... We tend to use that characterization of aspiring this or aspiring that as a way to say someone has not become fully realized until someone else acknowledges them in some grand scale way. You know, they sign a contract – with some big company. They're on some TV show. They've made it into the New York Times. They've achieved any number of standard measures that we consider as having "made it." Then you can win the title without the aspiring before it.
But, if you step out there on faith, if you have it in your purview, if you put it in your mind, your heart and your mouth that you ARE a rapper, actor, filmmaker, painter, jewelry designer, entrepreneur, if you're acting on that in earnest, then so be it. If you don't need a license to do it, no one can definitively say otherwise.
Obviously, you can't go around saying you're a medical doctor or an attorney without proper education and credentials. In America, those occupations require official standing under the law. But, as far as artists are concerned? Just claim it. And, own it.
While you don't need anyone's permission or authority, you won't likely get very far with declaration without dedication. To be it, you'll need to be about it. As far as when will one achieve those more dramatic notions of having "arrived" in the public view or imagination? Well, that's where we must manage our own expectations.
The image I've posted with this entry is called "Lena." I drew her using digital software, an app called Procreate, that I've been slowly teaching myself. I'd never drawn previously. But, I do now. When I finished this particular one and posted it to Facebook, my niece said it looked like her great-grandmother – my own grandmother. That's how she got the name, Lena.
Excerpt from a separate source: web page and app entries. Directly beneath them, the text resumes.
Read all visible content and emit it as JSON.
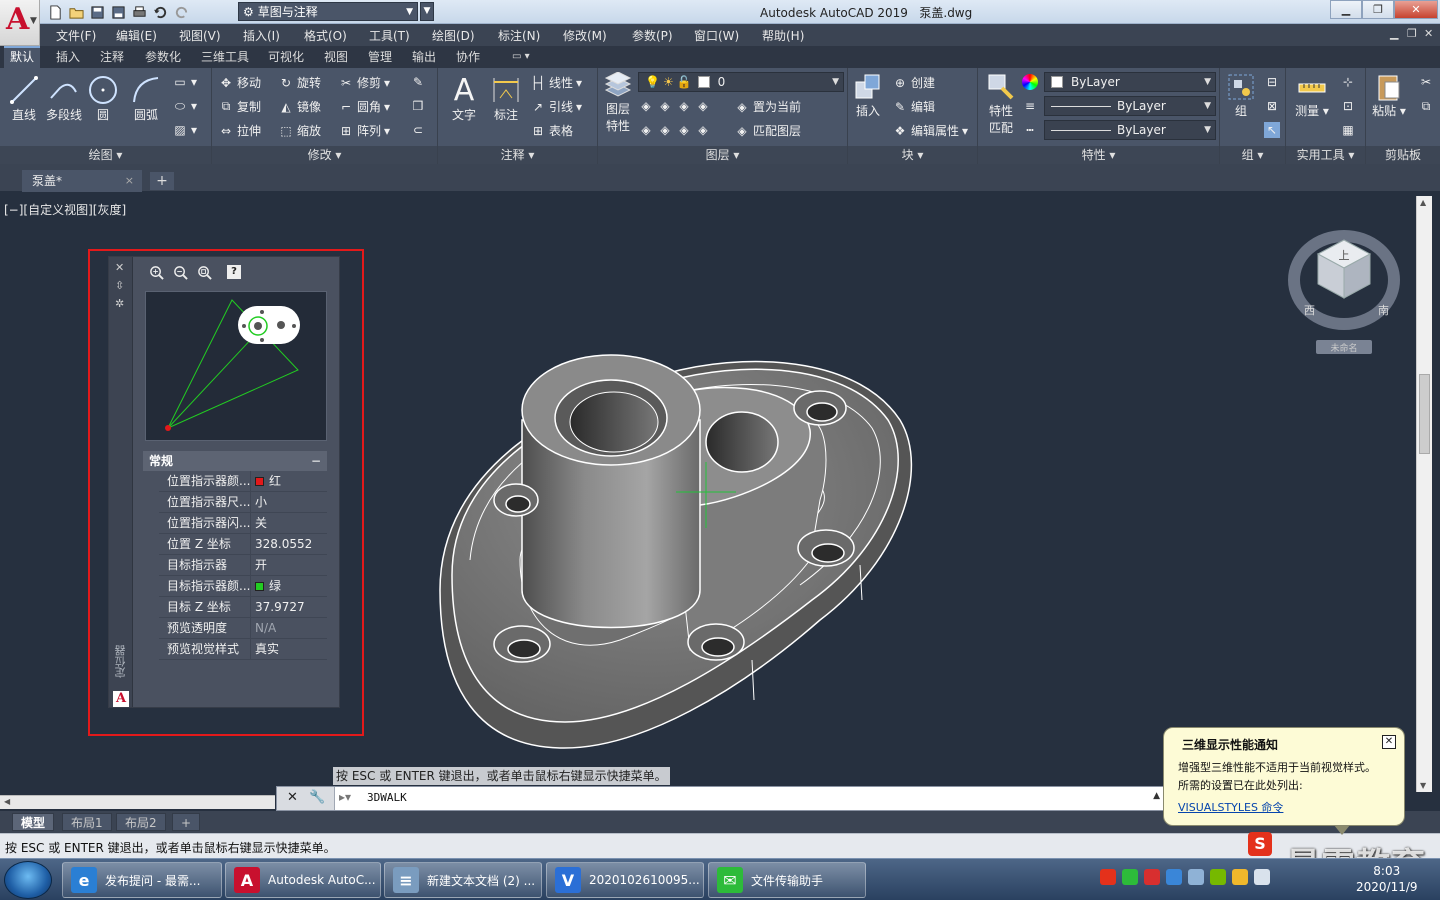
{
  "app": {
    "title": "Autodesk AutoCAD 2019",
    "filename": "泵盖.dwg",
    "workspace": "草图与注释"
  },
  "menu": [
    "文件(F)",
    "编辑(E)",
    "视图(V)",
    "插入(I)",
    "格式(O)",
    "工具(T)",
    "绘图(D)",
    "标注(N)",
    "修改(M)",
    "参数(P)",
    "窗口(W)",
    "帮助(H)"
  ],
  "ribbon_tabs": [
    "默认",
    "插入",
    "注释",
    "参数化",
    "三维工具",
    "可视化",
    "视图",
    "管理",
    "输出",
    "协作"
  ],
  "ribbon": {
    "draw": {
      "label": "绘图",
      "line": "直线",
      "polyline": "多段线",
      "circle": "圆",
      "arc": "圆弧"
    },
    "modify": {
      "label": "修改",
      "move": "移动",
      "rotate": "旋转",
      "trim": "修剪",
      "copy": "复制",
      "mirror": "镜像",
      "fillet": "圆角",
      "stretch": "拉伸",
      "scale": "缩放",
      "array": "阵列"
    },
    "annotation": {
      "label": "注释",
      "text": "文字",
      "dimension": "标注",
      "linear": "线性",
      "leader": "引线",
      "table": "表格"
    },
    "layers": {
      "label": "图层",
      "layer_props_1": "图层",
      "layer_props_2": "特性",
      "current_layer": "0",
      "set_current": "置为当前",
      "match_layer": "匹配图层"
    },
    "block": {
      "label": "块",
      "insert": "插入",
      "create": "创建",
      "edit": "编辑",
      "edit_attr": "编辑属性"
    },
    "properties": {
      "label": "特性",
      "match_1": "特性",
      "match_2": "匹配",
      "color": "ByLayer",
      "linetype": "ByLayer",
      "lineweight": "ByLayer"
    },
    "groups": {
      "label": "组",
      "group": "组"
    },
    "utilities": {
      "label": "实用工具",
      "measure": "测量"
    },
    "clipboard": {
      "label": "剪贴板",
      "paste": "粘贴"
    }
  },
  "file_tab": {
    "name": "泵盖*",
    "close": "×",
    "add": "+"
  },
  "viewport": {
    "label": "[−][自定义视图][灰度]"
  },
  "navigator": {
    "vertical_title": "定位器",
    "section": "常规",
    "collapse": "−",
    "properties": [
      {
        "key": "位置指示器颜...",
        "value": "红",
        "color": "#e3191a"
      },
      {
        "key": "位置指示器尺...",
        "value": "小"
      },
      {
        "key": "位置指示器闪...",
        "value": "关"
      },
      {
        "key": "位置 Z 坐标",
        "value": "328.0552"
      },
      {
        "key": "目标指示器",
        "value": "开"
      },
      {
        "key": "目标指示器颜...",
        "value": "绿",
        "color": "#22cc22"
      },
      {
        "key": "目标 Z 坐标",
        "value": "37.9727"
      },
      {
        "key": "预览透明度",
        "value": "N/A",
        "dim": true
      },
      {
        "key": "预览视觉样式",
        "value": "真实"
      }
    ]
  },
  "viewcube": {
    "top": "上",
    "west": "西",
    "south": "南",
    "unnamed": "未命名"
  },
  "command": {
    "hint": "按 ESC 或 ENTER 键退出，或者单击鼠标右键显示快捷菜单。",
    "current": "3DWALK",
    "close_icon": "✕",
    "wrench_icon": "🔧"
  },
  "layout_tabs": [
    "模型",
    "布局1",
    "布局2"
  ],
  "status": "按 ESC 或 ENTER 键退出，或者单击鼠标右键显示快捷菜单。",
  "notification": {
    "title": "三维显示性能通知",
    "line1": "增强型三维性能不适用于当前视觉样式。",
    "line2": "所需的设置已在此处列出:",
    "link": "VISUALSTYLES 命令"
  },
  "watermark": "最需教育",
  "taskbar": {
    "items": [
      {
        "label": "发布提问 - 最需...",
        "color": "#2a7fd4",
        "glyph": "e"
      },
      {
        "label": "Autodesk AutoC...",
        "color": "#c8102e",
        "glyph": "A"
      },
      {
        "label": "新建文本文档 (2) ...",
        "color": "#7a9cbf",
        "glyph": "≡"
      },
      {
        "label": "2020102610095...",
        "color": "#2b6fd6",
        "glyph": "V"
      },
      {
        "label": "文件传输助手",
        "color": "#2dbb3a",
        "glyph": "✉"
      }
    ],
    "time": "8:03",
    "date": "2020/11/9"
  }
}
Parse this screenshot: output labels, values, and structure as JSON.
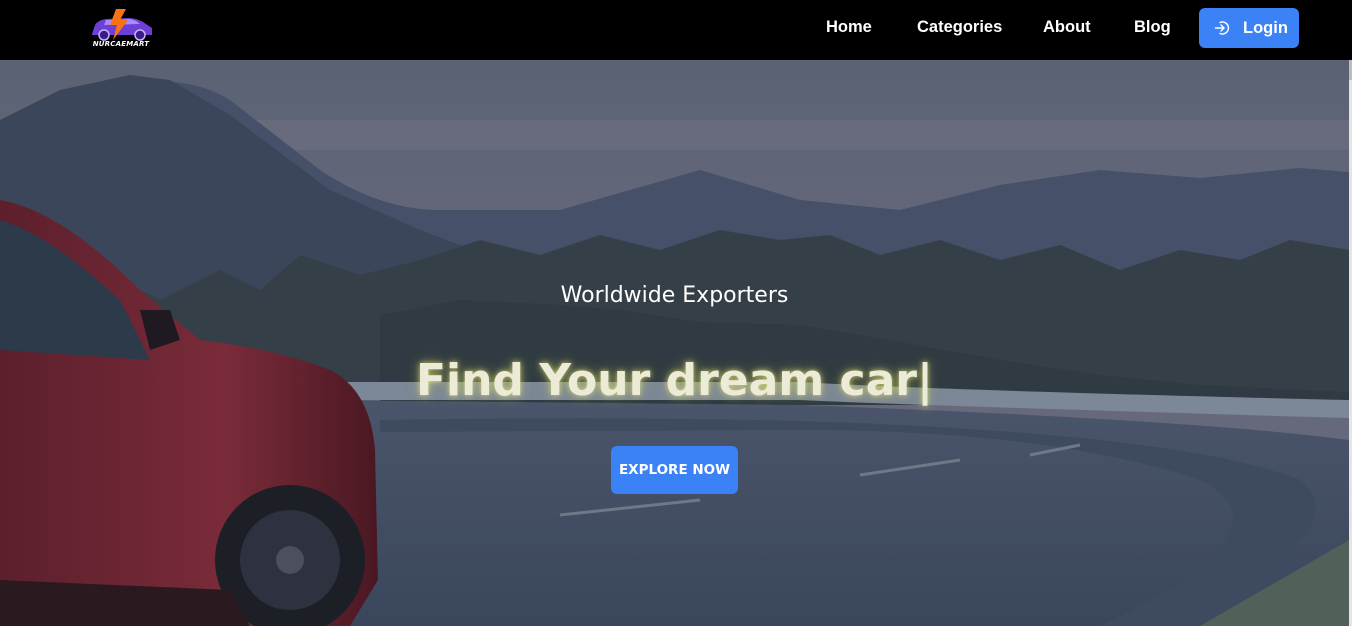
{
  "brand": {
    "name": "NURCAEMART"
  },
  "nav": {
    "items": [
      {
        "label": "Home"
      },
      {
        "label": "Categories"
      },
      {
        "label": "About"
      },
      {
        "label": "Blog"
      }
    ],
    "login_label": "Login"
  },
  "hero": {
    "tagline": "Worldwide Exporters",
    "headline": "Find Your dream car|",
    "cta_label": "EXPLORE NOW"
  },
  "colors": {
    "navbar": "#000000",
    "accent": "#3b82f6",
    "headline_glow": "#e8e878"
  },
  "icons": {
    "login": "sign-in-icon",
    "logo": "car-lightning-logo"
  }
}
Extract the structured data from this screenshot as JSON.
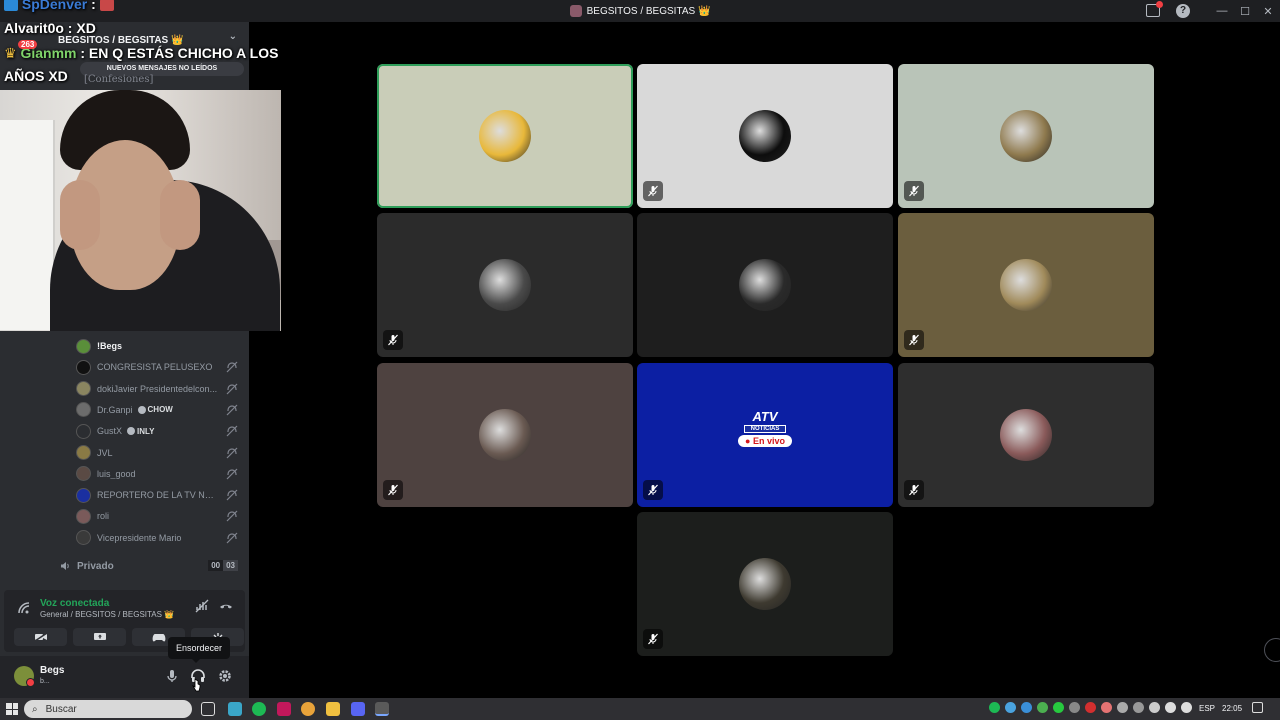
{
  "window": {
    "title": "BEGSITOS / BEGSITAS 👑"
  },
  "chat_overlay": {
    "line1_user": "SpDenver",
    "line1_sep": " :",
    "line2_user": "Alvarit0o",
    "line2_text": " : XD",
    "line3_user": "Gianmm",
    "line3_text": " : EN Q ESTÁS CHICHO A LOS",
    "line4_text": "AÑOS XD",
    "notif_count": "263"
  },
  "server": {
    "name": "BEGSITOS / BEGSITAS 👑",
    "unread_pill": "NUEVOS MENSAJES NO LEÍDOS",
    "channel_confesiones": "[Confesiones]"
  },
  "members": [
    {
      "name": "!Begs",
      "live": true,
      "color": "#5a8f3a"
    },
    {
      "name": "CONGRESISTA PELUSEXO",
      "color": "#111111"
    },
    {
      "name": "dokiJavier Presidentedelcon...",
      "color": "#8a8560"
    },
    {
      "name": "Dr.Ganpi",
      "tag": "CHOW",
      "color": "#6c6c6c"
    },
    {
      "name": "GustX",
      "tag": "INLY",
      "color": "#2b2d31"
    },
    {
      "name": "JVL",
      "color": "#8a7a45"
    },
    {
      "name": "luis_good",
      "color": "#5a4a44"
    },
    {
      "name": "REPORTERO DE LA TV NOT...",
      "color": "#1a2fa0"
    },
    {
      "name": "roli",
      "color": "#7a5a5a"
    },
    {
      "name": "Vicepresidente Mario",
      "color": "#3a3a3a"
    }
  ],
  "private_channel": {
    "name": "Privado",
    "count_a": "00",
    "count_b": "03"
  },
  "voice": {
    "status": "Voz conectada",
    "location": "General / BEGSITOS / BEGSITAS 👑"
  },
  "tooltip": "Ensordecer",
  "user": {
    "name": "Begs",
    "status": "b..."
  },
  "tiles": [
    {
      "name": "tile-1",
      "bg": "#c9cdb8",
      "avatar": "#e8b83a",
      "speaking": true,
      "muted": false
    },
    {
      "name": "tile-2",
      "bg": "#d9d9d9",
      "avatar": "#0d0d0d",
      "muted": true
    },
    {
      "name": "tile-3",
      "bg": "#b9c4b8",
      "avatar": "#8f7a4e",
      "muted": true
    },
    {
      "name": "tile-4",
      "bg": "#2b2b2b",
      "avatar": "#4a4a4a",
      "muted": true
    },
    {
      "name": "tile-5",
      "bg": "#1e1e1e",
      "avatar": "#2a2a2a",
      "muted": false
    },
    {
      "name": "tile-6",
      "bg": "#6b5e3e",
      "avatar": "#a08a5a",
      "muted": true
    },
    {
      "name": "tile-7",
      "bg": "#4e4240",
      "avatar": "#6a5a52",
      "muted": true
    },
    {
      "name": "tile-8",
      "bg": "#0c1fa3",
      "live": true,
      "muted": true
    },
    {
      "name": "tile-9",
      "bg": "#2e2e2e",
      "avatar": "#8a5a5a",
      "muted": true
    },
    {
      "name": "tile-10",
      "bg": "#1c1e1c",
      "avatar": "#3e3a30",
      "muted": true
    }
  ],
  "live_logo": {
    "brand": "ATV",
    "sub": "NOTICIAS",
    "badge": "En vivo"
  },
  "taskbar": {
    "search_placeholder": "Buscar",
    "lang": "ESP",
    "time": "22:05"
  }
}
It was my grandmother's name.
"Lena" is real to me, and I expect that she'll be the focus of future drawings. From my very own hands – and from the digital artist that I already am.